  • Be aware of the problem and analyze your experience and the factors that trigger hypochondriacal thoughts.
  • Change the focus of your attention. You can learn meditation techniques that will help you stay in the “here and now”.
  • Avoid constantly reading news about the pandemic or looking up information about the symptoms online.
  • Don’t let your whole life revolve around the problem.
  • Make positive thinking your best weapon.
  • Don’t let negative and catastrophic thoughts dominate you.
  • Look for alternative explanations that can explain your symptoms.
  • Avoid the white bear problem. This effect states that if you try to avoid thinking about a white bear, it’ll be impossible for you to stop thinking about it. The same goes for symptoms.
  • Don’t feel guilty.
  • Avoid over-dramatization. Remember that you’re feeling somatic sensations triggered by negative emotions. Although they’re bothersome, they aren’t dangerous and will eventually go away.
  • Evaluate your progress and reward yourself.
A counselling session.

How can you help someone who suffers from hypochondria?

If you know someone who’s a hypochondriac, here are some practical ways to help them:

  • Be empathetic, patient, and non-judgmental. Try to put yourself in the other person’s shoes and imagine the fear they may be feeling because they believe they have a disease (coronavirus, in this case).
  • Encourage them to seek psychological help.
  • Don’t reinforce their hypochondriacal concerns.
  • Avoid overprotecting them.
  • If they’re scared to go to a medical check-up and you can’t go with then due to the confinement, try to help them stay calm.
  • Don’t give in to their desire to go to the doctor again “just to make sure” or to repeatedly call the coronavirus hotline. Doing so will reduce their anxiety in the short term but will maintain the problem in the long term.
  • Help them to focus on positive thoughts.
  • Encourage them to look for positive distractions.
  • Help them reward small advances.

Hypochondria is difficult to manage, as it’s often associated with anxiety disorders. The mix of hypochondria and coronavirus puts people in a situation they aren’t used to and predisposes them to anxiety symptoms.

The confinement and the context of the pandemic may aggravate the symptoms of people with hypochondria. Although the above guidelines may help, they aren’t a solution to the problem. The best approach is to seek specialized treatment or to continue with existing treatment once the lockdown ends.

Caballo, V. E., Salazar, I. C., & Carrobles, J. A. I. (2014). Manual de psicopatología y trastornos psicológicos.

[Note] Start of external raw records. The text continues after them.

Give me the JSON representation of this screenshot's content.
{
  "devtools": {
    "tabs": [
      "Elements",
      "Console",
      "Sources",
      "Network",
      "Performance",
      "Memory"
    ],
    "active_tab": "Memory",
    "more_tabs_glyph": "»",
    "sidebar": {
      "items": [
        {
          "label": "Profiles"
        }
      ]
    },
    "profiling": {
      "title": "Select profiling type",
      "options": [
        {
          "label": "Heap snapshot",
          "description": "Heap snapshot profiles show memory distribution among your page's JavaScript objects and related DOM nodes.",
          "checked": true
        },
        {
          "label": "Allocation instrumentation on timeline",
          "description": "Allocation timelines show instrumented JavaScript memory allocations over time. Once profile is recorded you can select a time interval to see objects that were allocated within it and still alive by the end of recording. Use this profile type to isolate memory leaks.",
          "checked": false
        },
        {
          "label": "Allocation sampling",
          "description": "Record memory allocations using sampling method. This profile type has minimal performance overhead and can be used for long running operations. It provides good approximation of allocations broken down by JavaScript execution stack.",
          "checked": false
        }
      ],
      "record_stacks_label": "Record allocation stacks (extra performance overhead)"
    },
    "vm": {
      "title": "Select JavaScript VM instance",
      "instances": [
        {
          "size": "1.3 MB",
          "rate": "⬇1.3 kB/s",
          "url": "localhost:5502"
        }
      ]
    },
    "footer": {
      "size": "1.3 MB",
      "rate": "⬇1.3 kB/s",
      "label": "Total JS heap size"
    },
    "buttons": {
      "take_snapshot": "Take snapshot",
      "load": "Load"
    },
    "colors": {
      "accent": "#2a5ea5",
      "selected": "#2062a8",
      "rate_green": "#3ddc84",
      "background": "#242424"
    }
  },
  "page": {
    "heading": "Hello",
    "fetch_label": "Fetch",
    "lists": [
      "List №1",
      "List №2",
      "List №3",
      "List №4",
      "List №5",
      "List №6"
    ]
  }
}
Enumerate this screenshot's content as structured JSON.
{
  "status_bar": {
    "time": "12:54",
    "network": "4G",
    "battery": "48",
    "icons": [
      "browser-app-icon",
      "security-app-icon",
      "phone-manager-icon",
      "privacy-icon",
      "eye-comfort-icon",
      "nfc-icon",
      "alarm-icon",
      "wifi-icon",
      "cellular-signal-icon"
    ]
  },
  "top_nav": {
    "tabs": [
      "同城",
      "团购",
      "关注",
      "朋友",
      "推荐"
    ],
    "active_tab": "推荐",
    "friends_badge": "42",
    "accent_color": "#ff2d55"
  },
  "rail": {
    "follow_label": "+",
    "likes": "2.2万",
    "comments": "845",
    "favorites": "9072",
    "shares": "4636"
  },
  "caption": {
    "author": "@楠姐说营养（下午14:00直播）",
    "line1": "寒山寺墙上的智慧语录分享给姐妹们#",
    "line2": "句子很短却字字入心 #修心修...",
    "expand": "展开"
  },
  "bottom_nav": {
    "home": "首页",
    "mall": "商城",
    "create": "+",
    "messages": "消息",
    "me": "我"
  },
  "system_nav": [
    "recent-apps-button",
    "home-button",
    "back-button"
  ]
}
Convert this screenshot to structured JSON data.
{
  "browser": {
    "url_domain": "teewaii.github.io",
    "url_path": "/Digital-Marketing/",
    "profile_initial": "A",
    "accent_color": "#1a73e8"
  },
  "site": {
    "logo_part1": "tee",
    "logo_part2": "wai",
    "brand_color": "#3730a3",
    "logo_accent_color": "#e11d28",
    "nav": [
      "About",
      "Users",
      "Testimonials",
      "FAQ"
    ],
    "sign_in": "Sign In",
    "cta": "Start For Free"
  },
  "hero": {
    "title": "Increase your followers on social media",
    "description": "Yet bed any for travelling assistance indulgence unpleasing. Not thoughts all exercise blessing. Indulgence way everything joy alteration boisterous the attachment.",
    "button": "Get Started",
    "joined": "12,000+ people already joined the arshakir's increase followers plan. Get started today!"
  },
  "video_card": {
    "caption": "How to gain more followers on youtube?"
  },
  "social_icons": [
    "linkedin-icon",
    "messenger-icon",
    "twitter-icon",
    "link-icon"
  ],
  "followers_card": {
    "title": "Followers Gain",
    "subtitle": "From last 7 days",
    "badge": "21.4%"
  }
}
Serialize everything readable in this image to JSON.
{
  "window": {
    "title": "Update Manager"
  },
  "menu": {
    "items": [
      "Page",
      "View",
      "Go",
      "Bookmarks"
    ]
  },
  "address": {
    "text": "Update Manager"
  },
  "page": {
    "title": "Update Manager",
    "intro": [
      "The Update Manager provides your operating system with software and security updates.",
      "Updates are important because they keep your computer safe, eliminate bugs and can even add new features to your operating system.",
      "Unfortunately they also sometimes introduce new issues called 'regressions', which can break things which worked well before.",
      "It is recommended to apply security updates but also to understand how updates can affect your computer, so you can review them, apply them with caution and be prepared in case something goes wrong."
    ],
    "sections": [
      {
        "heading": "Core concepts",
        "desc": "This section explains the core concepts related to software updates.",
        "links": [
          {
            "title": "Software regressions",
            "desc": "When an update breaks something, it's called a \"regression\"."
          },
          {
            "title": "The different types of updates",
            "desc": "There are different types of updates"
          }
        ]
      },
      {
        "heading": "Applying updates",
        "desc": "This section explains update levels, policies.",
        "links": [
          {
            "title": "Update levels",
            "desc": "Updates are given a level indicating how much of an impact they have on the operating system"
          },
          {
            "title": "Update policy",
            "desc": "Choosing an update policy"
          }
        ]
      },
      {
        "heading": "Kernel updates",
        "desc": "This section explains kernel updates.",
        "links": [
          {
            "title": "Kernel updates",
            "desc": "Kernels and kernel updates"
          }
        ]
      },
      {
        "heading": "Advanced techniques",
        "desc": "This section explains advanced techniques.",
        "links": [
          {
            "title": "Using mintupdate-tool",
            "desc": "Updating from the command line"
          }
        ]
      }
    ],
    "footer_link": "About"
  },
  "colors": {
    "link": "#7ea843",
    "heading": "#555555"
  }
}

Pirámide.

Diagnóstico, M. (2002). Estadístico de los Trastornos Mentales DSM-IV-TR. AMERICAN PSYCHIATRIC ASSOCIATION (APA).

American Psychiatric Association. (2014). Guía de consulta de los criterios diagnósticos del DSM-5®: Spanish Edition of the Desk Reference to the Diagnostic Criteria From DSM-5®. American Psychiatric Pub.